  • Anna Paulson Department of Physical Education, Exercise Science, & Wellness, Iowa Wesleyan University
  • Pamela Hodges Kulinna Mary Lou Fulton Teachers College, Arizona State University
  • Hans van der Mars Mary Lou Fulton Teachers College, Arizona State University




Middle School, attitudes, stakeholders

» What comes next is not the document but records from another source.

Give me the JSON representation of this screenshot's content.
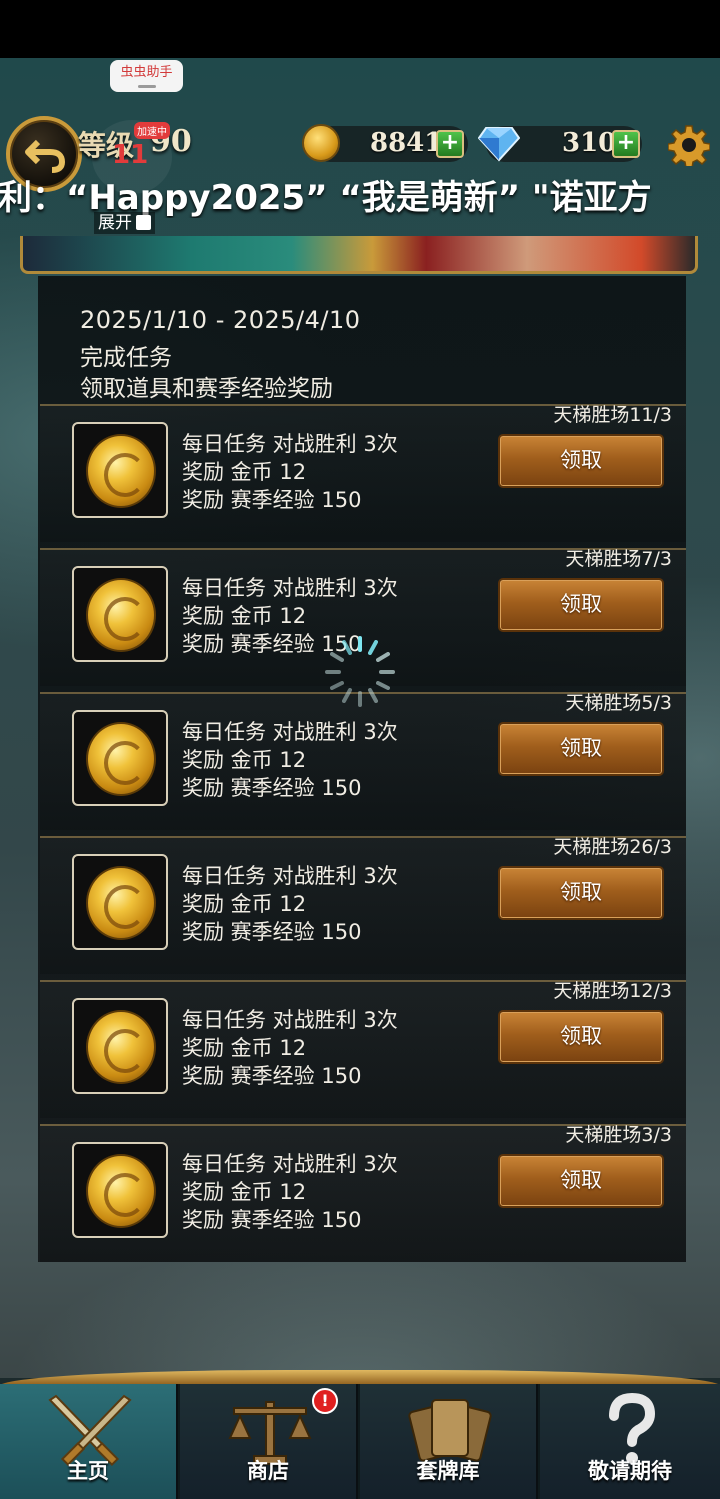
{
  "helper_tag": "虫虫助手",
  "top_bar": {
    "level_label": "等级",
    "level_value": "90",
    "speed_badge": "加速中",
    "speed_number": "11",
    "gold": "8841",
    "gems": "310"
  },
  "ticker_text": "利：“Happy2025” “我是萌新” \"诺亚方",
  "expand_label": "展开",
  "event": {
    "date_range": "2025/1/10  - 2025/4/10",
    "desc_1": "完成任务",
    "desc_2": "领取道具和赛季经验奖励"
  },
  "tasks": [
    {
      "progress": "天梯胜场11/3",
      "line1": "每日任务 对战胜利 3次",
      "line2": "奖励 金币  12",
      "line3": "奖励 赛季经验  150",
      "button": "领取"
    },
    {
      "progress": "天梯胜场7/3",
      "line1": "每日任务 对战胜利 3次",
      "line2": "奖励 金币  12",
      "line3": "奖励 赛季经验  150",
      "button": "领取"
    },
    {
      "progress": "天梯胜场5/3",
      "line1": "每日任务 对战胜利 3次",
      "line2": "奖励 金币  12",
      "line3": "奖励 赛季经验  150",
      "button": "领取"
    },
    {
      "progress": "天梯胜场26/3",
      "line1": "每日任务 对战胜利 3次",
      "line2": "奖励 金币  12",
      "line3": "奖励 赛季经验  150",
      "button": "领取"
    },
    {
      "progress": "天梯胜场12/3",
      "line1": "每日任务 对战胜利 3次",
      "line2": "奖励 金币  12",
      "line3": "奖励 赛季经验  150",
      "button": "领取"
    },
    {
      "progress": "天梯胜场3/3",
      "line1": "每日任务 对战胜利 3次",
      "line2": "奖励 金币  12",
      "line3": "奖励 赛季经验  150",
      "button": "领取"
    }
  ],
  "bottom_nav": [
    {
      "label": "主页",
      "icon": "crossed-swords-icon",
      "active": true
    },
    {
      "label": "商店",
      "icon": "scales-icon",
      "active": false
    },
    {
      "label": "套牌库",
      "icon": "cards-icon",
      "active": false
    },
    {
      "label": "敬请期待",
      "icon": "question-mark-icon",
      "active": false
    }
  ],
  "shop_badge": "!",
  "colors": {
    "accent_gold": "#c99a3a",
    "claim_button": "#a05e1c",
    "active_tab": "#2c6e76",
    "badge_red": "#e02020"
  }
}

This study sought to address the large gap in the literature regarding parents’ roles and views about physical education programs. Guided by Epstein’s model of parental involvement, this study investigated the effect of increased parental involvement in a child’s physical education program on parents’ perceptions of that program. Participants included 31 parents (28 female, 3 male) of students enrolled in fifth- through eighth-grade physical education classes at a school in the Southwestern United States. The design employed was a pre–post mixed-methods design. Over 6 weeks, the physical education teacher increased communication with parents through twice-weekly newsletters, weekly emails, family homework assignments, and family physical activities. Parents completed three validated surveys and open-ended questions, while the teacher kept field notes across the intervention. Parents increased their positive views of physical education, communication with teachers, and ideas about the importance of the field as well as their perceptions of their connections with physical education and ability to support their students in developing healthy lifestyle behaviors. Four themes emerged from the data including (a) lifetime physical activity, (b) socialization, (c) immediate benefits of physical education, and (d) parental support. The results of this study suggest that regular, open parent–teacher communication regarding physical education programming plays an important role in promoting the field. Extra effort by teachers in facilitating opportunities for parental engagement led to more positive perceptions and value of the physical education program by parents. This investment of teacher time is essential for maintaining positive parents’ and students’ perceptions of quality physical education programming and creating more partners and advocates for the field.